Star Ocean: Integrity and Faithlessness Reviews
Star Ocean: Integrity and Faithlessness is an RPG that merely fulfills its obligations. It's not awful thanks to a cast of likeable characters and an interesting premise, but an abundance of clichés, uneven polish, and messy combat and AI make it less than memorable. And as its main story only provides around 20 hours of playtime instead of the 60 or more the series usually delivers, some of those obligations aren’t met in full. As for me, I can't say I regret my time with Star Ocean: Integrity and Faithlessness, but 20 hours was enough.
A painfully undercooked Japanese RPG that shows how far the genre has fallen behind its western rivals.
Old school to a fault, the worst thing about this Japanese role-player is it doesn’t seem to have any idea just how clichéd and outdated it really is.
Star Ocean: Integrity and Faithlessness wants to be a grand sci-fi JRPG, but its mediocre production values undercut it at almost every opportunity.
Star Ocean: Integrity and Faithlessness is flat-out disappointing, from its bland cast and story to its problematic battle system and recycled content
Star Ocean's return is a bumpy ride, with slick combat and smart upgrade systems bogged down by a watery story and some frustrating technical designs.
Star Ocean: Integrity and Faithlessness has good ideas but never goes anywhere with them
While Star Ocean started as an innovative series full of fun, bold ideas, its current form amounts to the most middle-of-the-road RPG experience you could possibly have. It's not particularly awful, but in a reality full of RPGs, so many better options exist.
Star Ocean: Integrity and Faithlessness is a weird game in that it's a by-the-books RPG one minute, and a completely new feeling the next. Any future iterations after this one will be a tough sell, but if this is where its journey ends, it had a good run.
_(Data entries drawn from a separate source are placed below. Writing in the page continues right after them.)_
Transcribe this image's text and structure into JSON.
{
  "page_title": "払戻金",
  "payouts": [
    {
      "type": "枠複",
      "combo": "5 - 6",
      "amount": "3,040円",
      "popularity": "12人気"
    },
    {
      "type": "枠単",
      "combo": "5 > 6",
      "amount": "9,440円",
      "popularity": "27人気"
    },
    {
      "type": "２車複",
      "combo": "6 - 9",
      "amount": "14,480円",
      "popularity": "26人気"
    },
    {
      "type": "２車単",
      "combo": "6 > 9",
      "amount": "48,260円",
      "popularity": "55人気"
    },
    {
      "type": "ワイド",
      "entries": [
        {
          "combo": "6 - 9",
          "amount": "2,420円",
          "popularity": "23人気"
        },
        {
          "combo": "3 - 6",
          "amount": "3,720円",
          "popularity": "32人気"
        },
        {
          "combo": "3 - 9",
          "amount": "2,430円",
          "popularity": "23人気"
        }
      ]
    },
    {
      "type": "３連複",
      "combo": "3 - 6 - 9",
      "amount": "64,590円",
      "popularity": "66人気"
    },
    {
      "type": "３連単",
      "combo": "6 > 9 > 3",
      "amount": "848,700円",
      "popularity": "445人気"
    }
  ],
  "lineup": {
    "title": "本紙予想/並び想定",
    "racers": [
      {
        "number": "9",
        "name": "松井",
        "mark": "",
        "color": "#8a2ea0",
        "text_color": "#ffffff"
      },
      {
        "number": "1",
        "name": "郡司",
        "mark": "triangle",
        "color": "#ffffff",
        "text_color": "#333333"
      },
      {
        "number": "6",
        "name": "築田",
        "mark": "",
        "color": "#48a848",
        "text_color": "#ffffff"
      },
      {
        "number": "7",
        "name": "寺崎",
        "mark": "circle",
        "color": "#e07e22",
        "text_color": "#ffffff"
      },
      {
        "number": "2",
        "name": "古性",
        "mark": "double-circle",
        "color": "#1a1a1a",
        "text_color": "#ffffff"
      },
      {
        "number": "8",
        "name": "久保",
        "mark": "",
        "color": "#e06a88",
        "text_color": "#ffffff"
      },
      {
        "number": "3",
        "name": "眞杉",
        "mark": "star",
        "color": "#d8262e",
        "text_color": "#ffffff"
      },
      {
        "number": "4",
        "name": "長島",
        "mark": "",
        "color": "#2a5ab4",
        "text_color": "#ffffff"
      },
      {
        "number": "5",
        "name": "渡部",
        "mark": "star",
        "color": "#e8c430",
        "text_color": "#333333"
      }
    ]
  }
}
Star Ocean: Integrity and Faithlessness carries a weight of expectation that it is incapable of satisfying. A legacy JRPG franchise, published by Square Enix, should have some meaning, but here it translates to pure mediocrity. Series fans may find some brighter elements to latch onto, but for JRPG stalwarts there are far better examples of the genre.
Star Ocean returns with its fifth installment, but after 20 years its evolution has not been quite good. The AI is terrible, the mechanics are really repetitive and the story is pretty dull. Only the players that enjoy the classic JRPG games will have fun with this one.
Review in Spanish | Read full review
A JRPG with great classic tones, but too "inflated" and formulaic to recover only through a discrete combat system.
Review in Italian | Read full review
Star Ocean: Integrity and Faithlessness isn’t a terrible game by any means, but is let down by some poor story-telling, dreadful delivery and a lack of originality. If you don’t mind the slightly repetitive nature of the combat, the poor camera and hammy acting then it’s well worth a look.
Star Ocean: Integrity and Faithlessness is a clunky, sometimes beautiful mess, navigating between some exciting highs and many disappointing lows to fall short of its promise.
Star Ocean: Integrity and Faithlessness has some good ideas, but they don't jive with the messy camera, the short campaign, and the shallow combat. Fans of the series might be willing to put up with these shortcomings, but with games like Odin Sphere Leifthraser out there, it's hard to recommend it.
Even with all of its shortcomings the game kept me interested to its end. It just doesn’t feel like a full-priced title.
Star Ocean: Integrity and Faithlessness can be loads of fun, but also doesn't offer anything new. Fans of action JRPGs such as the Tales series will find something to enjoy, but definitely not everyone.
Star Ocean: Integrity and Faithlessness excels in areas like combat and crafting but not in narrative or characterization. It has enough gameplay options to bring any JRPG fan to the table, but not everyone will leave content.
Integrity and Faithlessness is a much faster game than previous Star Ocean entries, but it sacrifices narrative and contextual depth for it. There are a few interesting but unsuccessful design choices here which let the game down, but it mostly makes up for its shortcomings with a frenetic battle system, excellent character design, and a standout soundtrack. It's a little bit vague, and it's a little bit shallow, but there's still plenty of fun to be had in tri-Ace's latest, and for newcomers, it's by far the most approachable entry in the series.